__YOUR GOAL__
What you return should be the entries, unchanged, without their pictures.
===
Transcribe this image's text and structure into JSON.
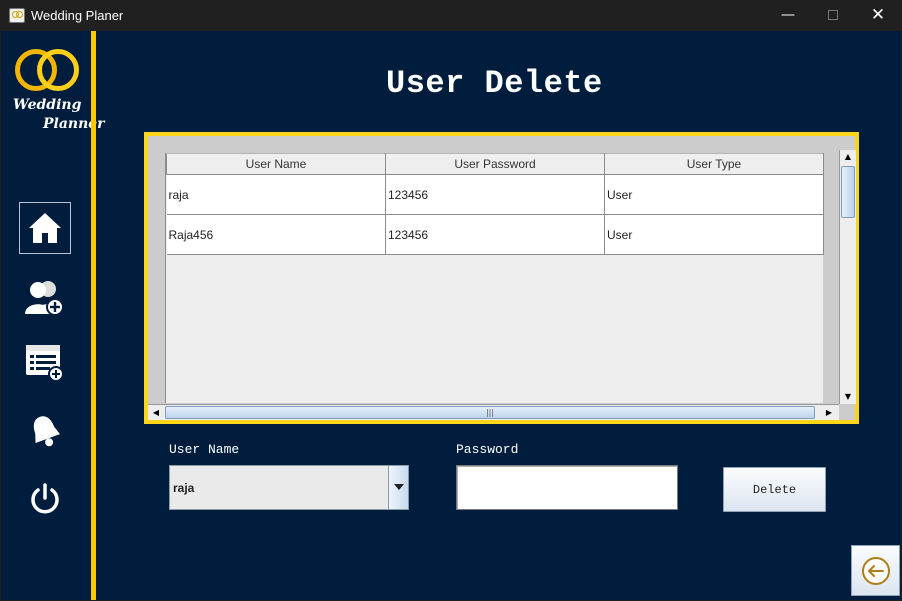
{
  "window": {
    "title": "Wedding Planer",
    "minimize_glyph": "—",
    "close_glyph": "✕"
  },
  "logo": {
    "line1": "Wedding",
    "line2": "Planner"
  },
  "sidebar": {
    "items": [
      {
        "icon": "home-icon",
        "active": true
      },
      {
        "icon": "add-user-icon"
      },
      {
        "icon": "add-list-icon"
      },
      {
        "icon": "bell-icon"
      },
      {
        "icon": "power-icon"
      }
    ]
  },
  "page": {
    "title": "User Delete"
  },
  "table": {
    "columns": [
      "User Name",
      "User Password",
      "User Type"
    ],
    "rows": [
      [
        "raja",
        "123456",
        "User"
      ],
      [
        "Raja456",
        "123456",
        "User"
      ]
    ]
  },
  "form": {
    "user_name_label": "User Name",
    "user_name_value": "raja",
    "password_label": "Password",
    "password_value": "",
    "delete_label": "Delete"
  },
  "colors": {
    "background": "#001d3d",
    "accent": "#ffc800",
    "titlebar": "#202020"
  }
}
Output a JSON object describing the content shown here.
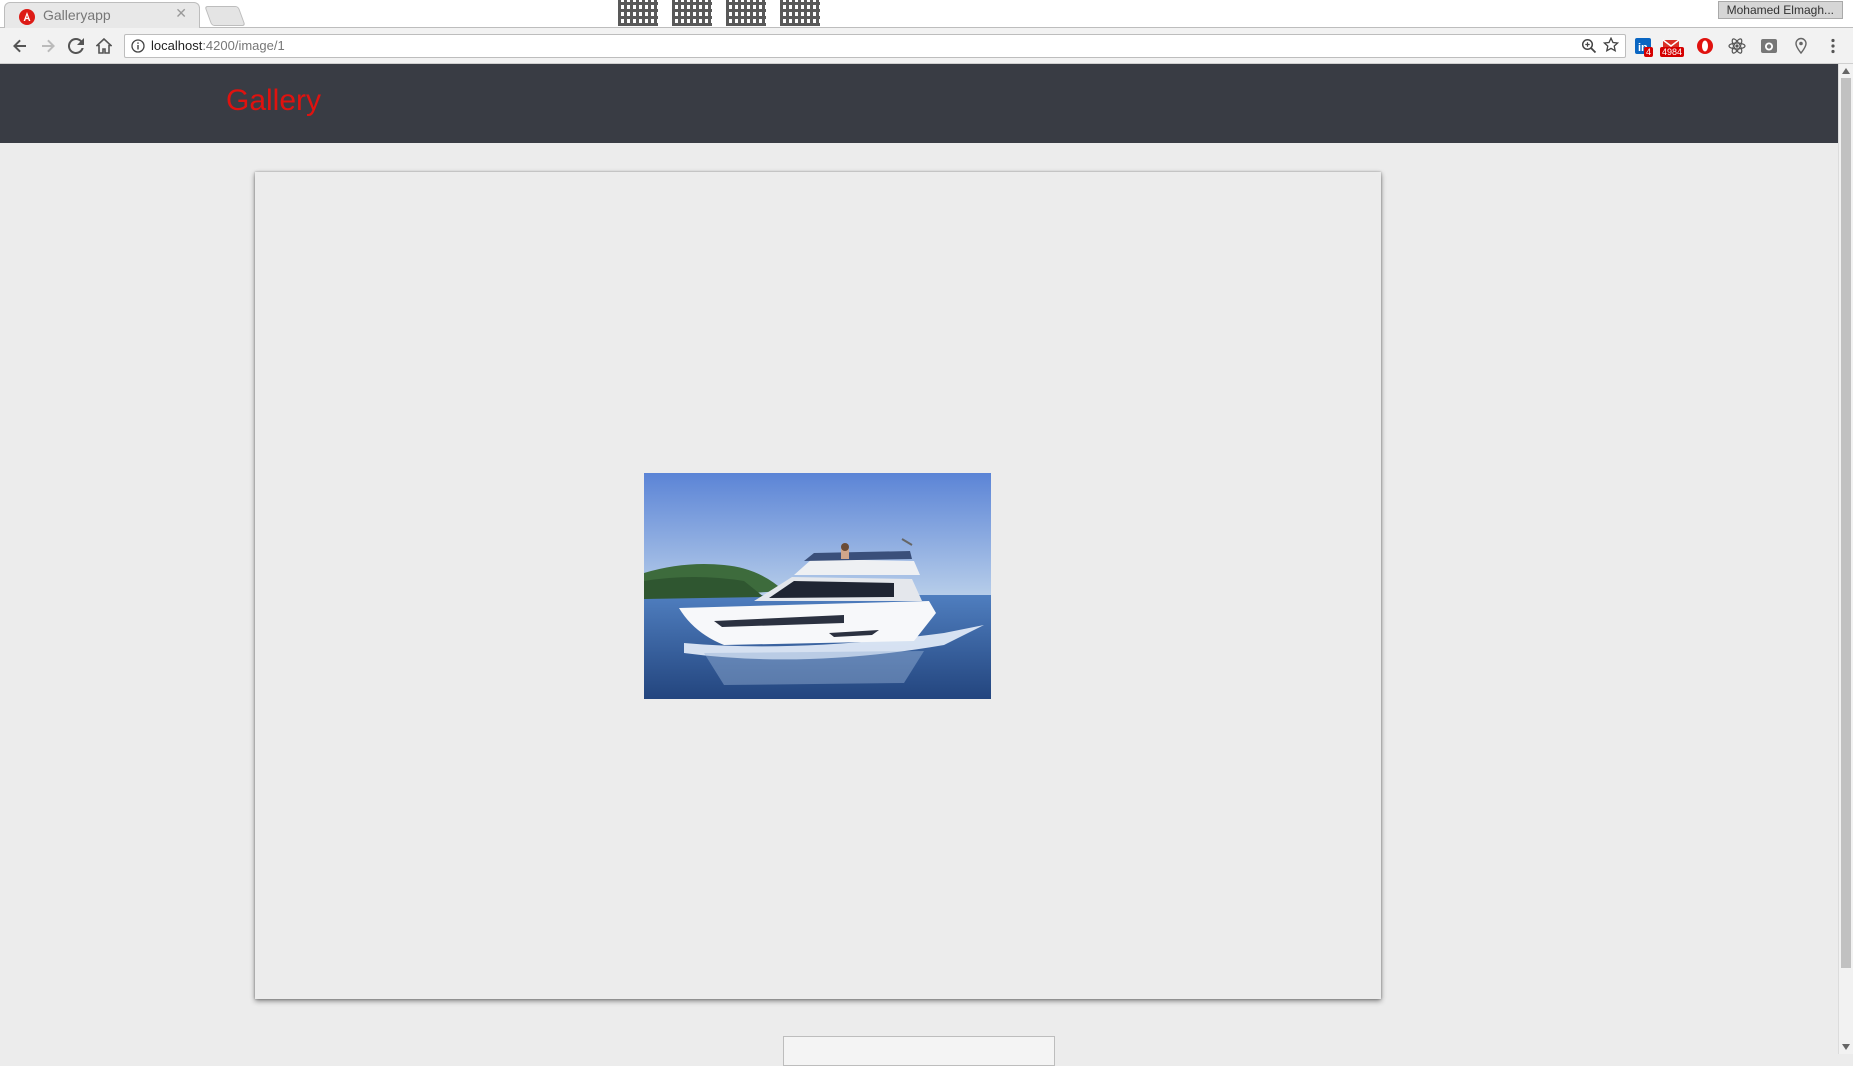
{
  "browser": {
    "tab": {
      "title": "Galleryapp",
      "close_icon": "close-icon"
    },
    "profile_name": "Mohamed Elmagh...",
    "url": {
      "host": "localhost",
      "rest": ":4200/image/1"
    },
    "extensions": [
      {
        "name": "linkedin-icon",
        "badge": "4"
      },
      {
        "name": "mail-icon",
        "badge": "4984"
      },
      {
        "name": "opera-icon",
        "badge": ""
      },
      {
        "name": "react-icon",
        "badge": ""
      },
      {
        "name": "camera-icon",
        "badge": ""
      },
      {
        "name": "location-icon",
        "badge": ""
      }
    ]
  },
  "app": {
    "title": "Gallery",
    "accent_color": "#e0120f",
    "header_color": "#393c44"
  }
}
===
__EXERCISE SOLUTION__
Transcribe this image's text and structure into JSON.
{
  "window": {
    "title": "Wedding Planer",
    "minimize_glyph": "—",
    "close_glyph": "✕"
  },
  "logo": {
    "line1": "Wedding",
    "line2": "Planner"
  },
  "sidebar": {
    "items": [
      {
        "icon": "home-icon",
        "active": true
      },
      {
        "icon": "add-user-icon"
      },
      {
        "icon": "add-list-icon"
      },
      {
        "icon": "bell-icon"
      },
      {
        "icon": "power-icon"
      }
    ]
  },
  "page": {
    "title": "User Delete"
  },
  "table": {
    "columns": [
      "User Name",
      "User Password",
      "User Type"
    ],
    "rows": [
      [
        "raja",
        "123456",
        "User"
      ],
      [
        "Raja456",
        "123456",
        "User"
      ]
    ]
  },
  "form": {
    "user_name_label": "User Name",
    "user_name_value": "raja",
    "password_label": "Password",
    "password_value": "",
    "delete_label": "Delete"
  },
  "colors": {
    "background": "#001d3d",
    "accent": "#ffc800",
    "titlebar": "#202020"
  }
}
Output a JSON object describing the content shown here.
{
  "browser": {
    "tab": {
      "title": "Galleryapp",
      "close_icon": "close-icon"
    },
    "profile_name": "Mohamed Elmagh...",
    "url": {
      "host": "localhost",
      "rest": ":4200/image/1"
    },
    "extensions": [
      {
        "name": "linkedin-icon",
        "badge": "4"
      },
      {
        "name": "mail-icon",
        "badge": "4984"
      },
      {
        "name": "opera-icon",
        "badge": ""
      },
      {
        "name": "react-icon",
        "badge": ""
      },
      {
        "name": "camera-icon",
        "badge": ""
      },
      {
        "name": "location-icon",
        "badge": ""
      }
    ]
  },
  "app": {
    "title": "Gallery",
    "accent_color": "#e0120f",
    "header_color": "#393c44"
  }
}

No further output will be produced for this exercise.